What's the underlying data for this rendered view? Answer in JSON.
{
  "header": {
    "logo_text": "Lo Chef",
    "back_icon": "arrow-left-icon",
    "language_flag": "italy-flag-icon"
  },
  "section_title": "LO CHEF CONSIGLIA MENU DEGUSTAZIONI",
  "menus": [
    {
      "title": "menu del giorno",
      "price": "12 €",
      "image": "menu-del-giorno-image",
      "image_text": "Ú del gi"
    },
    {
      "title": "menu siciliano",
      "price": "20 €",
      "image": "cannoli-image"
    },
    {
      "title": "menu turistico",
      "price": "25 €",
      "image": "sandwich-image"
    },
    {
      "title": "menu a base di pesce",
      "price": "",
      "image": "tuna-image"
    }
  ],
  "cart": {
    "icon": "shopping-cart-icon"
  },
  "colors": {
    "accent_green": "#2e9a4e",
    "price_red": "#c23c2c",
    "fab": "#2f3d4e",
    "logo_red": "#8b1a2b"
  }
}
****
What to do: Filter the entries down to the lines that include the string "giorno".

Output of the task:
      "title": "menu del giorno",
      "image": "menu-del-giorno-image",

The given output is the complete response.